### Task goal
When you copy the entries, keep every word exactly as it is and drop the images.

### Records for processing
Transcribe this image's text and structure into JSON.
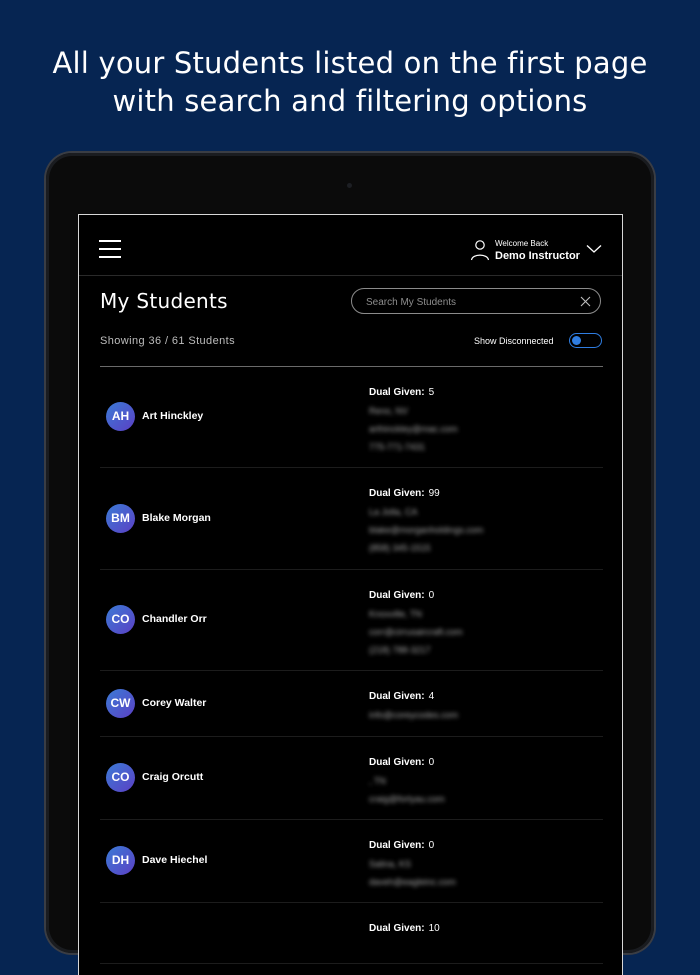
{
  "headline": {
    "line1": "All your Students listed on the first page",
    "line2": "with search and filtering options"
  },
  "header": {
    "welcome": "Welcome Back",
    "user_name": "Demo Instructor"
  },
  "main": {
    "title": "My Students",
    "search_placeholder": "Search My Students",
    "showing_text": "Showing 36 / 61 Students",
    "show_disconnected_label": "Show Disconnected",
    "show_disconnected_on": true
  },
  "colors": {
    "background": "#062552",
    "accent": "#2f7de1",
    "screen": "#000000"
  },
  "students": [
    {
      "initials": "AH",
      "name": "Art Hinckley",
      "dual_label": "Dual Given:",
      "dual": "5",
      "lines": [
        "Reno, NV",
        "arthinckley@mac.com",
        "775-771-7431"
      ]
    },
    {
      "initials": "BM",
      "name": "Blake Morgan",
      "dual_label": "Dual Given:",
      "dual": "99",
      "lines": [
        "La Jolla, CA",
        "blake@morganholdings.com",
        "(858) 345-1515"
      ]
    },
    {
      "initials": "CO",
      "name": "Chandler Orr",
      "dual_label": "Dual Given:",
      "dual": "0",
      "lines": [
        "Knoxville, TN",
        "corr@cirrusaircraft.com",
        "(218) 788-3217"
      ]
    },
    {
      "initials": "CW",
      "name": "Corey Walter",
      "dual_label": "Dual Given:",
      "dual": "4",
      "lines": [
        "info@coreycodes.com"
      ]
    },
    {
      "initials": "CO",
      "name": "Craig Orcutt",
      "dual_label": "Dual Given:",
      "dual": "0",
      "lines": [
        ", TN",
        "craig@fortyau.com"
      ]
    },
    {
      "initials": "DH",
      "name": "Dave Hiechel",
      "dual_label": "Dual Given:",
      "dual": "0",
      "lines": [
        "Salina, KS",
        "daveh@eagleinc.com"
      ]
    },
    {
      "initials": "",
      "name": "",
      "dual_label": "Dual Given:",
      "dual": "10",
      "lines": []
    }
  ]
}
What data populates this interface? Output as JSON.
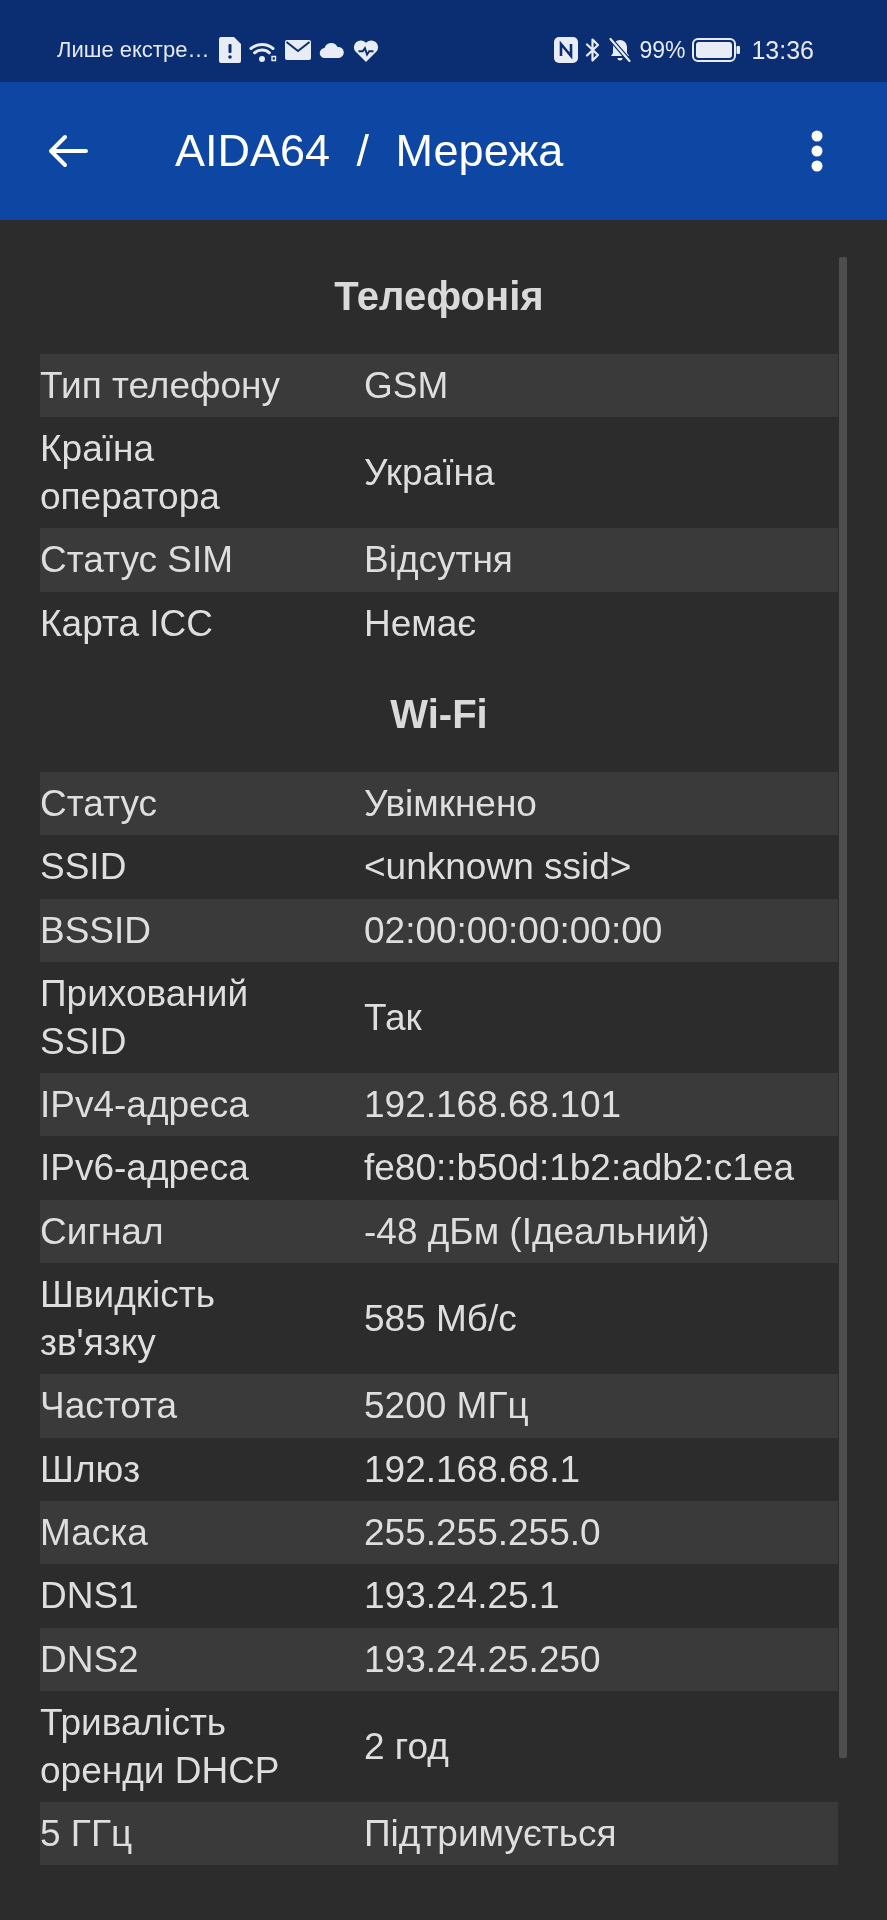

### Result for this exercise
Transcribe this image's text and structure into JSON.
{
  "headline": {
    "line1": "All your Students listed on the first page",
    "line2": "with search and filtering options"
  },
  "header": {
    "welcome": "Welcome Back",
    "user_name": "Demo Instructor"
  },
  "main": {
    "title": "My Students",
    "search_placeholder": "Search My Students",
    "showing_text": "Showing 36 / 61 Students",
    "show_disconnected_label": "Show Disconnected",
    "show_disconnected_on": true
  },
  "colors": {
    "background": "#062552",
    "accent": "#2f7de1",
    "screen": "#000000"
  },
  "students": [
    {
      "initials": "AH",
      "name": "Art Hinckley",
      "dual_label": "Dual Given:",
      "dual": "5",
      "lines": [
        "Reno, NV",
        "arthinckley@mac.com",
        "775-771-7431"
      ]
    },
    {
      "initials": "BM",
      "name": "Blake Morgan",
      "dual_label": "Dual Given:",
      "dual": "99",
      "lines": [
        "La Jolla, CA",
        "blake@morganholdings.com",
        "(858) 345-1515"
      ]
    },
    {
      "initials": "CO",
      "name": "Chandler Orr",
      "dual_label": "Dual Given:",
      "dual": "0",
      "lines": [
        "Knoxville, TN",
        "corr@cirrusaircraft.com",
        "(218) 788-3217"
      ]
    },
    {
      "initials": "CW",
      "name": "Corey Walter",
      "dual_label": "Dual Given:",
      "dual": "4",
      "lines": [
        "info@coreycodes.com"
      ]
    },
    {
      "initials": "CO",
      "name": "Craig Orcutt",
      "dual_label": "Dual Given:",
      "dual": "0",
      "lines": [
        ", TN",
        "craig@fortyau.com"
      ]
    },
    {
      "initials": "DH",
      "name": "Dave Hiechel",
      "dual_label": "Dual Given:",
      "dual": "0",
      "lines": [
        "Salina, KS",
        "daveh@eagleinc.com"
      ]
    },
    {
      "initials": "",
      "name": "",
      "dual_label": "Dual Given:",
      "dual": "10",
      "lines": []
    }
  ]
}
What data populates this interface? Output as JSON.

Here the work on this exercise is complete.